## Goal of the exercise
For the word "File", search the records and show each line in which it occurs.

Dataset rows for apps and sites

┌──

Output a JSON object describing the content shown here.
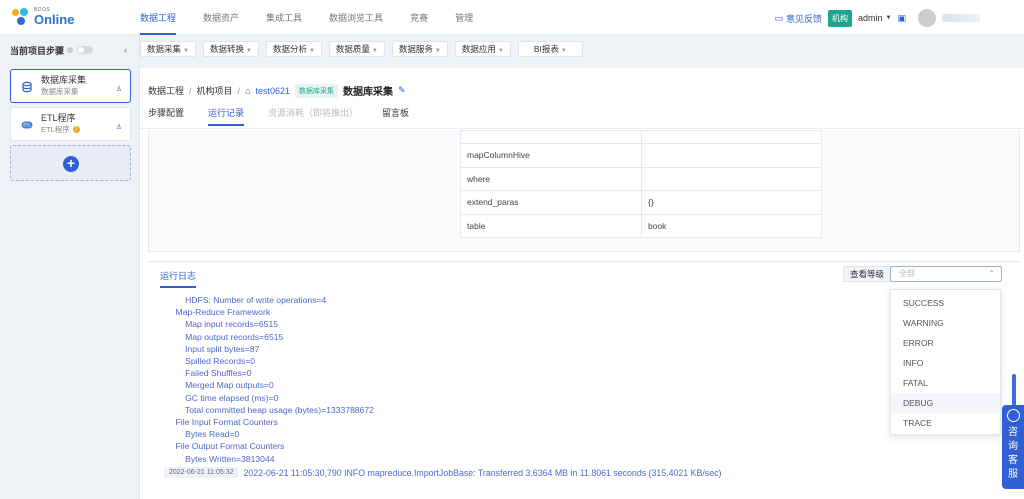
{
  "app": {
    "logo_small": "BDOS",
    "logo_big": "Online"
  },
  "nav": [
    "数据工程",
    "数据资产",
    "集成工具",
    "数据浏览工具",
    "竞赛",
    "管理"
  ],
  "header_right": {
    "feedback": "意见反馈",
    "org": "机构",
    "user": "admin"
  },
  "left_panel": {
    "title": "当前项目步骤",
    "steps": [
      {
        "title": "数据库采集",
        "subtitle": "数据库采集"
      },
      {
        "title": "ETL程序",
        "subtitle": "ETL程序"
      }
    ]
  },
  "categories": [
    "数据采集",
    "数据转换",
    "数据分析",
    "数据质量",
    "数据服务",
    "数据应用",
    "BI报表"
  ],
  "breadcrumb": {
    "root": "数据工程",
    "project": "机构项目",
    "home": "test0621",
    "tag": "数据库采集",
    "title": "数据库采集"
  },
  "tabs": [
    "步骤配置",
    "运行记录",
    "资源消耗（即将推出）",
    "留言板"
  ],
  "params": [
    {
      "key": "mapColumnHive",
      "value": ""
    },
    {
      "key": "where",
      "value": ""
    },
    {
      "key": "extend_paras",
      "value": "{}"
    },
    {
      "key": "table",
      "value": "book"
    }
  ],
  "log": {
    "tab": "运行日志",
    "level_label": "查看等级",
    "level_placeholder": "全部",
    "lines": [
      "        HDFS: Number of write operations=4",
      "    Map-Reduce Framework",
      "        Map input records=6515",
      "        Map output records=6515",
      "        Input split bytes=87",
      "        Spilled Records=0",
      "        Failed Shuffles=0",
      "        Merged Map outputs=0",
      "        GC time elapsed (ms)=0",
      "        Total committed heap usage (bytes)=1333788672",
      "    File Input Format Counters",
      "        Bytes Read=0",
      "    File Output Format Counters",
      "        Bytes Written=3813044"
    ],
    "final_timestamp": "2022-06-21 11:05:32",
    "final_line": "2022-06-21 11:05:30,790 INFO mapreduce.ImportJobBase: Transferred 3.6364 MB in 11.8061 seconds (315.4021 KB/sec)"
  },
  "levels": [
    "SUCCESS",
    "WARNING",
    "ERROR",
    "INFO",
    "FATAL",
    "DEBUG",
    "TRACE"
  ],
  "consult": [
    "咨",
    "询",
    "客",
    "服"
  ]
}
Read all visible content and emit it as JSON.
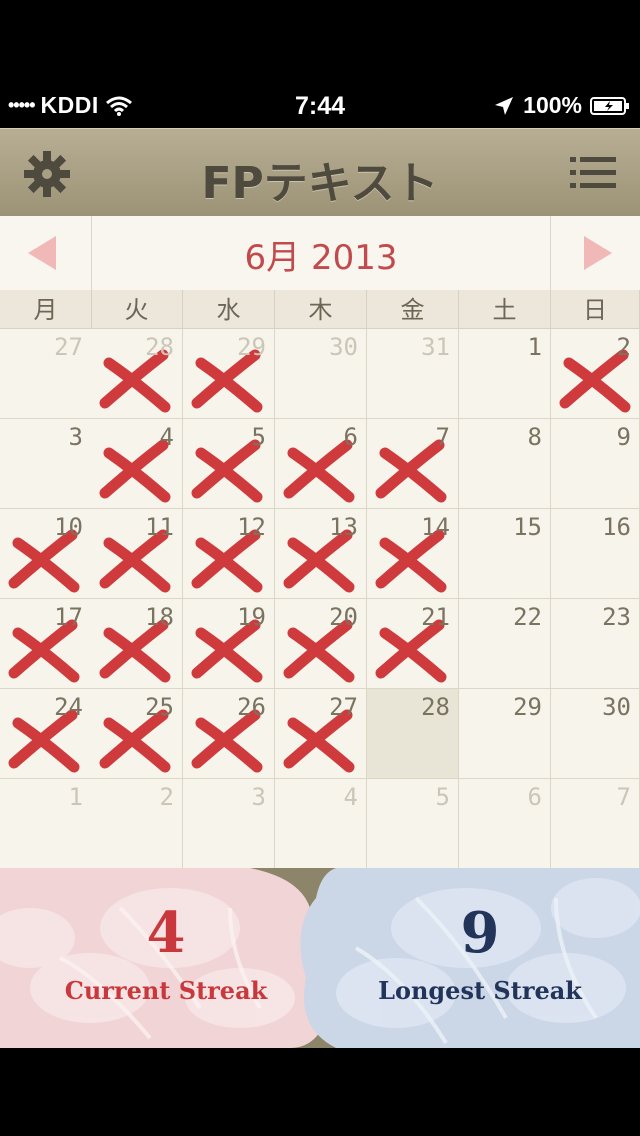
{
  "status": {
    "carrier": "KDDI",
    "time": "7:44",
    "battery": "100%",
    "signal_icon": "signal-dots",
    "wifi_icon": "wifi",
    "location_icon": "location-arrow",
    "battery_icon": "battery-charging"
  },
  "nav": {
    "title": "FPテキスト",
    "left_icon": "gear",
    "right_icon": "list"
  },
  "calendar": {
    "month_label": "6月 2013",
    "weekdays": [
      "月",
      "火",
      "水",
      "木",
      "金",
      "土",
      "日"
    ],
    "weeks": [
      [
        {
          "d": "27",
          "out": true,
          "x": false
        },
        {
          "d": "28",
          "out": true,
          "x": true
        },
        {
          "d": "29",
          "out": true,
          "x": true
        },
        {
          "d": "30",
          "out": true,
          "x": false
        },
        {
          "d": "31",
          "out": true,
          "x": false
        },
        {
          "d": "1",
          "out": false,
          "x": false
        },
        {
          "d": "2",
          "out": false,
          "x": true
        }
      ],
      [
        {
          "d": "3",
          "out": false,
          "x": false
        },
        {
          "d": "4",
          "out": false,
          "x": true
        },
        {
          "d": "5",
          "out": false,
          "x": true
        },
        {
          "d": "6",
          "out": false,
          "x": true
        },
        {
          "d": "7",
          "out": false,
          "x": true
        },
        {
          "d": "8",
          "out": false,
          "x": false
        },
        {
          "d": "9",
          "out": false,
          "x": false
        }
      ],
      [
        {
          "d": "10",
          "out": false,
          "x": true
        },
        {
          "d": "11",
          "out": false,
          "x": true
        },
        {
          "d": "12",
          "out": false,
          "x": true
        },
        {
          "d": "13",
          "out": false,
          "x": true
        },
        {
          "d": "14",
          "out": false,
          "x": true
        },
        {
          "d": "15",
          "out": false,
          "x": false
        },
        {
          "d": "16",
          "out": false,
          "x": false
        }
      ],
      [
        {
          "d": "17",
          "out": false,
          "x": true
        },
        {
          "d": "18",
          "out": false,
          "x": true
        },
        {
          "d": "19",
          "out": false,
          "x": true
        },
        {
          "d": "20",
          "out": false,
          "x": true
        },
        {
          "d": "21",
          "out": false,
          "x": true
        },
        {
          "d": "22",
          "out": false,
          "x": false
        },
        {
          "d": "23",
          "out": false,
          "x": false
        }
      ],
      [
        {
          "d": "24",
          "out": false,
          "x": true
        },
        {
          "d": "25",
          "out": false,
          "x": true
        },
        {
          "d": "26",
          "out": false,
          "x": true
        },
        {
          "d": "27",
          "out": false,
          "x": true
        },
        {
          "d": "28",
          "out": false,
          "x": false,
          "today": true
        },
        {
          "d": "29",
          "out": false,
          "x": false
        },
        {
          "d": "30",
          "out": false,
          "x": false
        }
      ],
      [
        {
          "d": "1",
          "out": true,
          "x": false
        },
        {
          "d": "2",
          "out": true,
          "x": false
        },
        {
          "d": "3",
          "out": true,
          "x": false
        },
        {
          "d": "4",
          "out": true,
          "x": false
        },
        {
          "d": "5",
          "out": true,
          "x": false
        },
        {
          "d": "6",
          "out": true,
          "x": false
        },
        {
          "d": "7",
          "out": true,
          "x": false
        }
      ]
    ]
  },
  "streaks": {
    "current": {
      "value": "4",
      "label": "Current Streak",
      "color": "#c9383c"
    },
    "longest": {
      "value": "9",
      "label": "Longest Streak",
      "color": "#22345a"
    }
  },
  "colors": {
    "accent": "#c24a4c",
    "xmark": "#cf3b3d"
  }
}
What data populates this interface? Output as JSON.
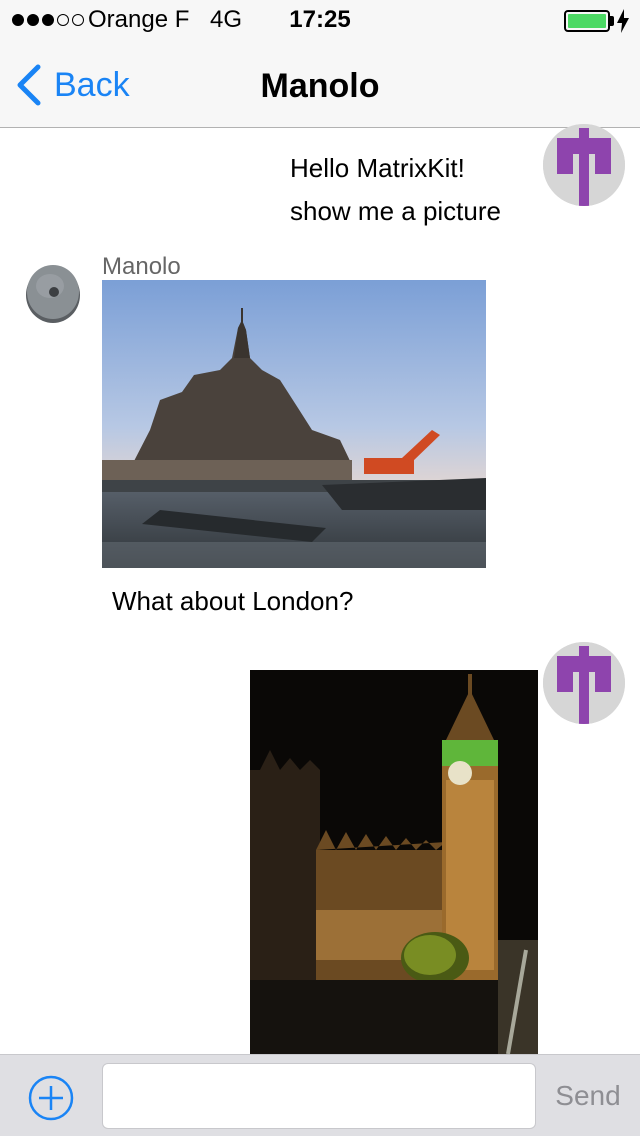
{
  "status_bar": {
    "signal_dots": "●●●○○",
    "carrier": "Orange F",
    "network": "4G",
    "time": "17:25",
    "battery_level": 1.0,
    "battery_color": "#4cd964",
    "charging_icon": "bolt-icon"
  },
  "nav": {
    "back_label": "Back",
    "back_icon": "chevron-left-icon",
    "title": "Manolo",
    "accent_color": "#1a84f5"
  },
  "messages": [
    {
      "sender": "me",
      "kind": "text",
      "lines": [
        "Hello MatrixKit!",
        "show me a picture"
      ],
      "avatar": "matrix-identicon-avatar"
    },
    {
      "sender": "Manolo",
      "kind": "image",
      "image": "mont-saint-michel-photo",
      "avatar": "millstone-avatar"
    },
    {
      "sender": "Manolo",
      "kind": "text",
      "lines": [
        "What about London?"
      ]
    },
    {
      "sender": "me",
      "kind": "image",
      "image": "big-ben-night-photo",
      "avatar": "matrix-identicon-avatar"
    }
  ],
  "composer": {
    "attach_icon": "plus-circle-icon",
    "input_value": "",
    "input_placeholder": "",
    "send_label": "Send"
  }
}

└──

## Answer section
      "    File Input Format Counters",
      "    File Output Format Counters",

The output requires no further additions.